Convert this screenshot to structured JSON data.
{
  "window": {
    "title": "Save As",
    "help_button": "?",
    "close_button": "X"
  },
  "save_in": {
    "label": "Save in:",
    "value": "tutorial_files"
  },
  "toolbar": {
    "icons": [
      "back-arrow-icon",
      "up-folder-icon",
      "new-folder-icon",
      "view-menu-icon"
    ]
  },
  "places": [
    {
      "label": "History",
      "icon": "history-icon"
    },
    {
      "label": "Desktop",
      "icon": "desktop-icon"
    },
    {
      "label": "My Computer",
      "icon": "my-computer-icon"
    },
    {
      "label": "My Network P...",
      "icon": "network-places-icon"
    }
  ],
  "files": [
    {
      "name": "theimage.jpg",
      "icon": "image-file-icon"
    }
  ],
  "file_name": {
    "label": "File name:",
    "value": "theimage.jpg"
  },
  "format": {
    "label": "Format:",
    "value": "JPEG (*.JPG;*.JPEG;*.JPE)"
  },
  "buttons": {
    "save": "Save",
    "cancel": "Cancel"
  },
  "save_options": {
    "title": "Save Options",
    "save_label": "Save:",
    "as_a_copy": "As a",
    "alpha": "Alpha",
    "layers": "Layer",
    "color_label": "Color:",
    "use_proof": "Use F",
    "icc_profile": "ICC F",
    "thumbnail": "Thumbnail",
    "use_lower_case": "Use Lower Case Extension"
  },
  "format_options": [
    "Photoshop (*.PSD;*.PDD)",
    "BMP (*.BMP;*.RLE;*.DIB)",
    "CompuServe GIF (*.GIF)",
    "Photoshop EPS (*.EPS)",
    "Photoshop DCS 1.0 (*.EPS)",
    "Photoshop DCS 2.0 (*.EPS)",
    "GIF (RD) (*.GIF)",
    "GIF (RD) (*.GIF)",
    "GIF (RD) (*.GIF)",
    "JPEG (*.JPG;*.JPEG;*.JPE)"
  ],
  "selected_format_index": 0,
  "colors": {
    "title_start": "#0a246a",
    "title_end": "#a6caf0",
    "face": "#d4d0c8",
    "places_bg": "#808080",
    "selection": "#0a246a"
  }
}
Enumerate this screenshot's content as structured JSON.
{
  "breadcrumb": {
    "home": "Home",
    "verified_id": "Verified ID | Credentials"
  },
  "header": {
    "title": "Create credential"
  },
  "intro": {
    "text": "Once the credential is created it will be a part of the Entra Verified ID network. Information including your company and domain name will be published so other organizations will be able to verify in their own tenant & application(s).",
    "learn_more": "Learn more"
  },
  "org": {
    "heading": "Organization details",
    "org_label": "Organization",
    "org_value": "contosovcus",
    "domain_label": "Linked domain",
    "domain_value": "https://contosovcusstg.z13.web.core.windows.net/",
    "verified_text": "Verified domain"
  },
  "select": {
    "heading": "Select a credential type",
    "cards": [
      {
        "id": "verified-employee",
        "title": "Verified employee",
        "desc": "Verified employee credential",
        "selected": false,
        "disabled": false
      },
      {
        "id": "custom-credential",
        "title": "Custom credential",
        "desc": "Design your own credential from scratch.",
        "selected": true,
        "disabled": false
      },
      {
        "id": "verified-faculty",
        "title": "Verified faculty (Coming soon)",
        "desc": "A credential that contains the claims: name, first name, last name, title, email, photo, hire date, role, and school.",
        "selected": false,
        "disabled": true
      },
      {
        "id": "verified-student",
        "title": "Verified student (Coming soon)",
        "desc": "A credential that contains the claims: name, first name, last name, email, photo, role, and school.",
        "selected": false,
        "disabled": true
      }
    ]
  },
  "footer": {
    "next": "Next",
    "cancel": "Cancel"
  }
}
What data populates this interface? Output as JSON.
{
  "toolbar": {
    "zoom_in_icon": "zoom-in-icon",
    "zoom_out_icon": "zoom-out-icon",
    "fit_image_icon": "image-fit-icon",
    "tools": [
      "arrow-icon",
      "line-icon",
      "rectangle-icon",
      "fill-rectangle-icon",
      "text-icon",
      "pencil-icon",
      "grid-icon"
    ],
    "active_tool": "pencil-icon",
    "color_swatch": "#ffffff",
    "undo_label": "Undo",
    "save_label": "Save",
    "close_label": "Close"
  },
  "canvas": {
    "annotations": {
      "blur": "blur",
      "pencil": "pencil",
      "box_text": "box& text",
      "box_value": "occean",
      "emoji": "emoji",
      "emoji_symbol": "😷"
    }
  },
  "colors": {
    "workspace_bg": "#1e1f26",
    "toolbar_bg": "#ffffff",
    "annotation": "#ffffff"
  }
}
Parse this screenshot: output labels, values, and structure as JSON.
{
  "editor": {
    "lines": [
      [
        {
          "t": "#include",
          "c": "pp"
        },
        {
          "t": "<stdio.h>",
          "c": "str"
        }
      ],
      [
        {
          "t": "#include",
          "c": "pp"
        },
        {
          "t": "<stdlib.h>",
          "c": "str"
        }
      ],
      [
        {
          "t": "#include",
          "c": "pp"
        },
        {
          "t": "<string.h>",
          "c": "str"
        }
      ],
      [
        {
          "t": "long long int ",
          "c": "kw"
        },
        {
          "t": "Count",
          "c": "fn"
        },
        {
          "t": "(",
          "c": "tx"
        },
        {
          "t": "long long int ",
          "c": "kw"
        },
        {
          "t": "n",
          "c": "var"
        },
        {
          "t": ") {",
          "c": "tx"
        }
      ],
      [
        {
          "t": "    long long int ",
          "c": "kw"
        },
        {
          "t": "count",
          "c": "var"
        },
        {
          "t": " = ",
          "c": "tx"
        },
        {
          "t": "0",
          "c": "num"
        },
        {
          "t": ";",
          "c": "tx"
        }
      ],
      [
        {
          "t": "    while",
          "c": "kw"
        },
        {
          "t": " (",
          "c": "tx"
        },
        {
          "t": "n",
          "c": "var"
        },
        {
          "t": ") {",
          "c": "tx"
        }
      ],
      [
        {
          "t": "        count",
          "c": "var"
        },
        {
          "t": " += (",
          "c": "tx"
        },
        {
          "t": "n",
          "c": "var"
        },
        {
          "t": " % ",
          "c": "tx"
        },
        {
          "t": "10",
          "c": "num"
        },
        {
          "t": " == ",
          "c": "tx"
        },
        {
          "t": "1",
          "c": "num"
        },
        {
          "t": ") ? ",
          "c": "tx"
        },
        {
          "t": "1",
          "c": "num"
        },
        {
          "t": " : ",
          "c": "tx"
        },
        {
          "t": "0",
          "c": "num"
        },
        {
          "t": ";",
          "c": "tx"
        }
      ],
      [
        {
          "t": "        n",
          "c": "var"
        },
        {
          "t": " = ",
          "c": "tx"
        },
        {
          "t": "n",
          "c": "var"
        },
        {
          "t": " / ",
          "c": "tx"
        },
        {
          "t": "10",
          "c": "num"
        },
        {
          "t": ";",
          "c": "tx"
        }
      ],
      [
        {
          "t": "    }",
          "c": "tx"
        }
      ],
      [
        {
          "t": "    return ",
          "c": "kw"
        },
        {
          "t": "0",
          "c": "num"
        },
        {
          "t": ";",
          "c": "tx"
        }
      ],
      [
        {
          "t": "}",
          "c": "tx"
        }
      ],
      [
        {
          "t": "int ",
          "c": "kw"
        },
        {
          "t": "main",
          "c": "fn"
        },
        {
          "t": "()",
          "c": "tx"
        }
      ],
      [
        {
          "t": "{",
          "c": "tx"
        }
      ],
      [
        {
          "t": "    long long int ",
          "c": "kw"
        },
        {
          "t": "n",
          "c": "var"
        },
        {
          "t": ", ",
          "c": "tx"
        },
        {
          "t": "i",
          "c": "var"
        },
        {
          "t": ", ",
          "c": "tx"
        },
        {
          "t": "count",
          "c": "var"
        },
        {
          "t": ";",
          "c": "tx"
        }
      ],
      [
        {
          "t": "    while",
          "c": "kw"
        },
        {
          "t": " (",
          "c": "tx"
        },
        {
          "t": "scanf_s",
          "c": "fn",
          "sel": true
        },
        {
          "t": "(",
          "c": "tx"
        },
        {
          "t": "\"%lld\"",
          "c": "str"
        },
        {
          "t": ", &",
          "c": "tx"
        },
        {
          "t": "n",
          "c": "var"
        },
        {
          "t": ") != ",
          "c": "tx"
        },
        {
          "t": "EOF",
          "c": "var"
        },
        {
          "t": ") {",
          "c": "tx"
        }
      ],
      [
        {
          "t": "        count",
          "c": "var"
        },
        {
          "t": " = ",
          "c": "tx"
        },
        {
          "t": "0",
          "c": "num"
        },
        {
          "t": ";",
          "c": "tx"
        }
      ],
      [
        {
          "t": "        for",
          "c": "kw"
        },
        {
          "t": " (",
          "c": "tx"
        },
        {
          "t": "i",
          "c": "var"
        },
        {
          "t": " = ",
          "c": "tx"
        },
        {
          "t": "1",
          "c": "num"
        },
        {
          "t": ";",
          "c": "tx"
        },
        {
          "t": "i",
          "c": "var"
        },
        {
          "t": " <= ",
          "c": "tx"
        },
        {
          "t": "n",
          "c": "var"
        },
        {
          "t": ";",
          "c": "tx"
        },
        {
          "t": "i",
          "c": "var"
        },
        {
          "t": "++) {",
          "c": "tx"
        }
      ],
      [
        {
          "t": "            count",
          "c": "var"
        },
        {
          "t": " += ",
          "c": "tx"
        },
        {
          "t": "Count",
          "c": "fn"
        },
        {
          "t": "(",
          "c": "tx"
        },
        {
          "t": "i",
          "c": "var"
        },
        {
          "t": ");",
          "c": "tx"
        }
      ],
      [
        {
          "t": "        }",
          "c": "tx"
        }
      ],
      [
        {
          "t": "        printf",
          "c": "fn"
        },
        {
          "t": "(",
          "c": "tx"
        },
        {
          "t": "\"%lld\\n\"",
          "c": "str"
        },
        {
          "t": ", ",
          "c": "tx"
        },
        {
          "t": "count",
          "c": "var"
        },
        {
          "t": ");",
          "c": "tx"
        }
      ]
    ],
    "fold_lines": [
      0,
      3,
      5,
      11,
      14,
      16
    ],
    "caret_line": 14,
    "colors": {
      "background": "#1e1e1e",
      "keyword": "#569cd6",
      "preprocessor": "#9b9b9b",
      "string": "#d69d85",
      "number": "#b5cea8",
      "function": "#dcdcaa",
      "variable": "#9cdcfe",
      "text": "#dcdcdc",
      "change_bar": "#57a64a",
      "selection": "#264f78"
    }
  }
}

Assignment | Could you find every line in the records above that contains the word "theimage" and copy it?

Task answer |
      "name": "theimage.jpg",
    "value": "theimage.jpg"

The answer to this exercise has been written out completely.